TASK PROMPT - Each image should be skipped while the records are restated word for word.

Records excerpted from a collection -
....................

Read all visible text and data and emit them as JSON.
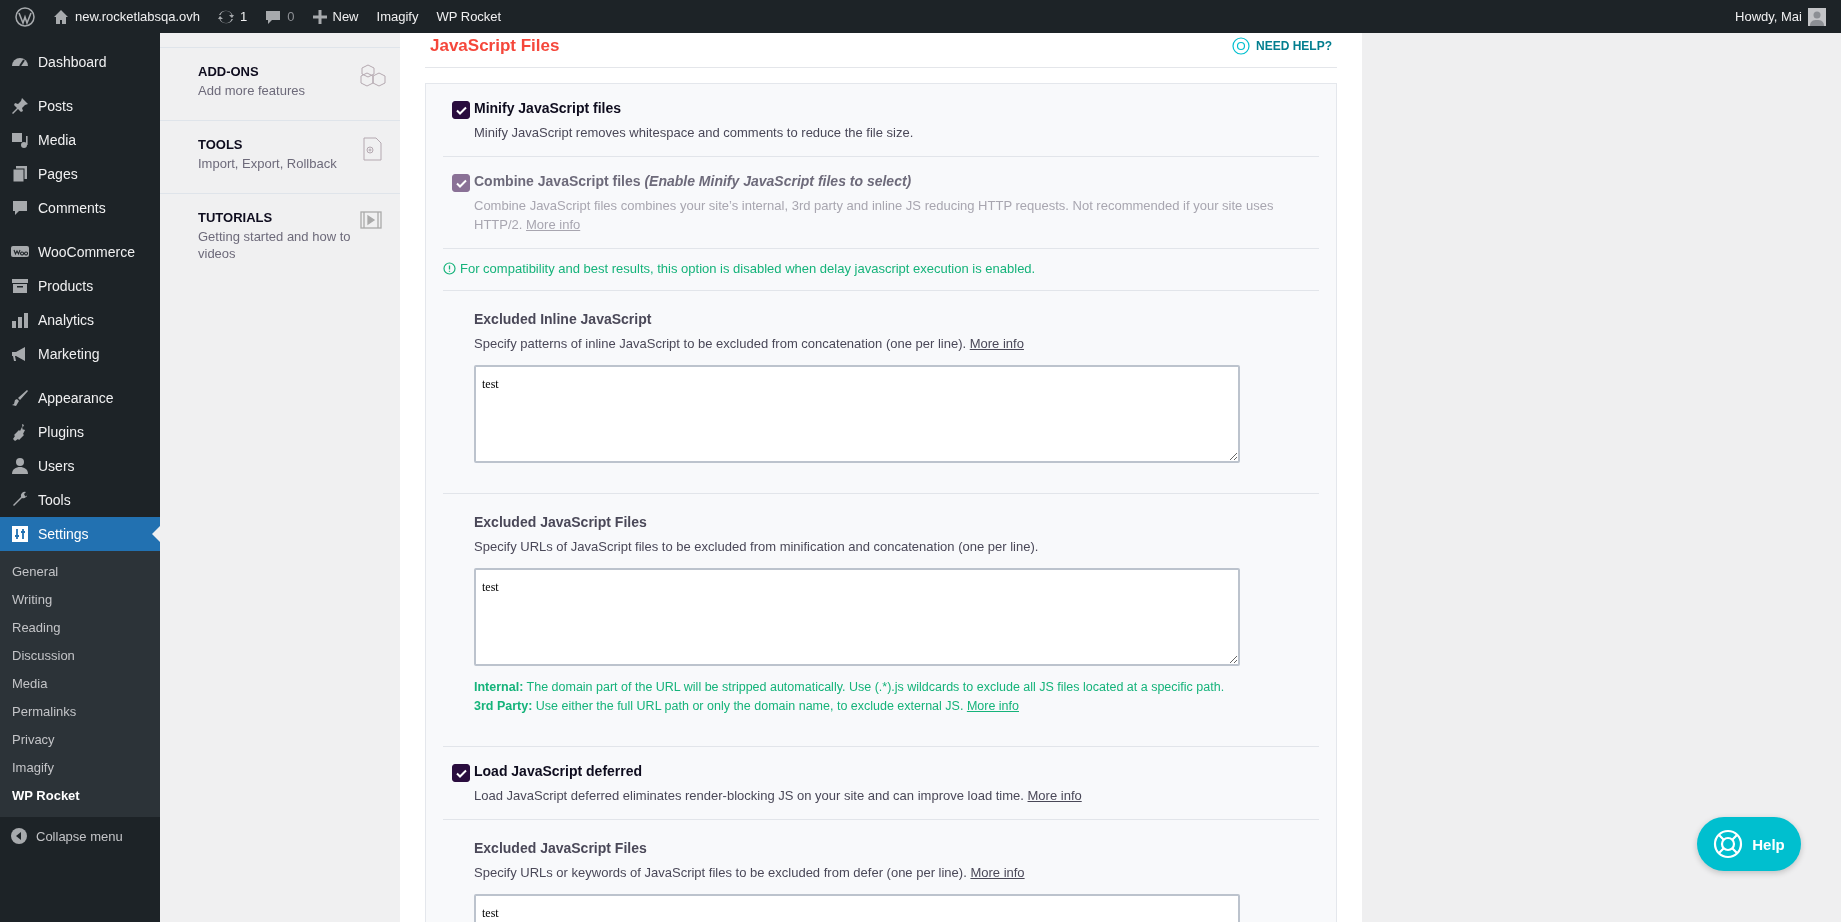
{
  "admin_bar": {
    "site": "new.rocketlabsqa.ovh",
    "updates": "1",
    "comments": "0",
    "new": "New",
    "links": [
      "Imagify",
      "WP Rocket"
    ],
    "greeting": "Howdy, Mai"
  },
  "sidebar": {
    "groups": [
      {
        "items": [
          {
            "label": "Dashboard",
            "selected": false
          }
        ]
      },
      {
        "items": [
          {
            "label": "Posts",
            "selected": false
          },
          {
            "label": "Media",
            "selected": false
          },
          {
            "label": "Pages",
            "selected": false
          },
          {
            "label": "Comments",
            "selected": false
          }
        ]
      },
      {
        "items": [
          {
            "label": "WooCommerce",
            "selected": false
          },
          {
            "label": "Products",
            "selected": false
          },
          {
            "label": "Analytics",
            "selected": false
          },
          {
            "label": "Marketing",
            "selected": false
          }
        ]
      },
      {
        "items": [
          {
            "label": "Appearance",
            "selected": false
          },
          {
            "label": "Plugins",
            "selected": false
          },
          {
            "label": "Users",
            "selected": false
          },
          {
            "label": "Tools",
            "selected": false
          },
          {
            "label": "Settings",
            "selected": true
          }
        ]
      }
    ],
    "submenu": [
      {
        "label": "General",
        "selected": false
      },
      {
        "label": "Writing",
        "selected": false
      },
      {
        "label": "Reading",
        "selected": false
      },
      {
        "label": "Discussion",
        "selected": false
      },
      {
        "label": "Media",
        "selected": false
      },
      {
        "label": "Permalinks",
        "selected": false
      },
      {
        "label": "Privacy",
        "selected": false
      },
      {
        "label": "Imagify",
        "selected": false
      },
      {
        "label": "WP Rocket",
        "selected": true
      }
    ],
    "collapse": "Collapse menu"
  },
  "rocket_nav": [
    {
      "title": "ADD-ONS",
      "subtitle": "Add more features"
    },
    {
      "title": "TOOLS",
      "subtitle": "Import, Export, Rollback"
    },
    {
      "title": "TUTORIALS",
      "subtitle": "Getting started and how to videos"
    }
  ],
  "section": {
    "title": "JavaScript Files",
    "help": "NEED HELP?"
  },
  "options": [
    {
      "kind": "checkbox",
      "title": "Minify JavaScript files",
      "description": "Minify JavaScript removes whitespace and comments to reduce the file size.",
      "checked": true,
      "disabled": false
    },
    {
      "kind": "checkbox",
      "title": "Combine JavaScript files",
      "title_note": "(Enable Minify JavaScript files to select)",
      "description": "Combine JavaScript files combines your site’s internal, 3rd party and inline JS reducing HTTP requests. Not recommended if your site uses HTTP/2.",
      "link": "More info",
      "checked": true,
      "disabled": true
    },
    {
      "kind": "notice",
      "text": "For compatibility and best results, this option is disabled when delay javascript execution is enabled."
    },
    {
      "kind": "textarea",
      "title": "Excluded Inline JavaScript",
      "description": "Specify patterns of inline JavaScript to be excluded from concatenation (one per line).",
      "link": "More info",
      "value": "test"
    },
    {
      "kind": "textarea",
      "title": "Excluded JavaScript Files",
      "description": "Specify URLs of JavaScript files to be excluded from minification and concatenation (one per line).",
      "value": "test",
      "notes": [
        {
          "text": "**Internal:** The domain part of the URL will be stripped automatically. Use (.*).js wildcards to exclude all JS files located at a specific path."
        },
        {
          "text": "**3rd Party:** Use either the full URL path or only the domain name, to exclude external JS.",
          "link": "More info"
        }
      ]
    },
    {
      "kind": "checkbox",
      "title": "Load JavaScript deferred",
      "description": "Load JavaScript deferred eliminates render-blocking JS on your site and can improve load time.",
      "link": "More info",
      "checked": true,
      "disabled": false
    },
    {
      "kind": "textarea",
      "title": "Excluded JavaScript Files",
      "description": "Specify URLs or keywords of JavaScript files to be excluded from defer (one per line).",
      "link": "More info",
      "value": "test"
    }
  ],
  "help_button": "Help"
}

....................

REPLY TO THE TASK -
Read all visible text and data and emit them as JSON.
{
  "admin_bar": {
    "site": "new.rocketlabsqa.ovh",
    "updates": "1",
    "comments": "0",
    "new": "New",
    "links": [
      "Imagify",
      "WP Rocket"
    ],
    "greeting": "Howdy, Mai"
  },
  "sidebar": {
    "groups": [
      {
        "items": [
          {
            "label": "Dashboard",
            "selected": false
          }
        ]
      },
      {
        "items": [
          {
            "label": "Posts",
            "selected": false
          },
          {
            "label": "Media",
            "selected": false
          },
          {
            "label": "Pages",
            "selected": false
          },
          {
            "label": "Comments",
            "selected": false
          }
        ]
      },
      {
        "items": [
          {
            "label": "WooCommerce",
            "selected": false
          },
          {
            "label": "Products",
            "selected": false
          },
          {
            "label": "Analytics",
            "selected": false
          },
          {
            "label": "Marketing",
            "selected": false
          }
        ]
      },
      {
        "items": [
          {
            "label": "Appearance",
            "selected": false
          },
          {
            "label": "Plugins",
            "selected": false
          },
          {
            "label": "Users",
            "selected": false
          },
          {
            "label": "Tools",
            "selected": false
          },
          {
            "label": "Settings",
            "selected": true
          }
        ]
      }
    ],
    "submenu": [
      {
        "label": "General",
        "selected": false
      },
      {
        "label": "Writing",
        "selected": false
      },
      {
        "label": "Reading",
        "selected": false
      },
      {
        "label": "Discussion",
        "selected": false
      },
      {
        "label": "Media",
        "selected": false
      },
      {
        "label": "Permalinks",
        "selected": false
      },
      {
        "label": "Privacy",
        "selected": false
      },
      {
        "label": "Imagify",
        "selected": false
      },
      {
        "label": "WP Rocket",
        "selected": true
      }
    ],
    "collapse": "Collapse menu"
  },
  "rocket_nav": [
    {
      "title": "ADD-ONS",
      "subtitle": "Add more features"
    },
    {
      "title": "TOOLS",
      "subtitle": "Import, Export, Rollback"
    },
    {
      "title": "TUTORIALS",
      "subtitle": "Getting started and how to videos"
    }
  ],
  "section": {
    "title": "JavaScript Files",
    "help": "NEED HELP?"
  },
  "options": [
    {
      "kind": "checkbox",
      "title": "Minify JavaScript files",
      "description": "Minify JavaScript removes whitespace and comments to reduce the file size.",
      "checked": true,
      "disabled": false
    },
    {
      "kind": "checkbox",
      "title": "Combine JavaScript files",
      "title_note": "(Enable Minify JavaScript files to select)",
      "description": "Combine JavaScript files combines your site’s internal, 3rd party and inline JS reducing HTTP requests. Not recommended if your site uses HTTP/2.",
      "link": "More info",
      "checked": true,
      "disabled": true
    },
    {
      "kind": "notice",
      "text": "For compatibility and best results, this option is disabled when delay javascript execution is enabled."
    },
    {
      "kind": "textarea",
      "title": "Excluded Inline JavaScript",
      "description": "Specify patterns of inline JavaScript to be excluded from concatenation (one per line).",
      "link": "More info",
      "value": "test"
    },
    {
      "kind": "textarea",
      "title": "Excluded JavaScript Files",
      "description": "Specify URLs of JavaScript files to be excluded from minification and concatenation (one per line).",
      "value": "test",
      "notes": [
        {
          "text": "**Internal:** The domain part of the URL will be stripped automatically. Use (.*).js wildcards to exclude all JS files located at a specific path."
        },
        {
          "text": "**3rd Party:** Use either the full URL path or only the domain name, to exclude external JS.",
          "link": "More info"
        }
      ]
    },
    {
      "kind": "checkbox",
      "title": "Load JavaScript deferred",
      "description": "Load JavaScript deferred eliminates render-blocking JS on your site and can improve load time.",
      "link": "More info",
      "checked": true,
      "disabled": false
    },
    {
      "kind": "textarea",
      "title": "Excluded JavaScript Files",
      "description": "Specify URLs or keywords of JavaScript files to be excluded from defer (one per line).",
      "link": "More info",
      "value": "test"
    }
  ],
  "help_button": "Help"
}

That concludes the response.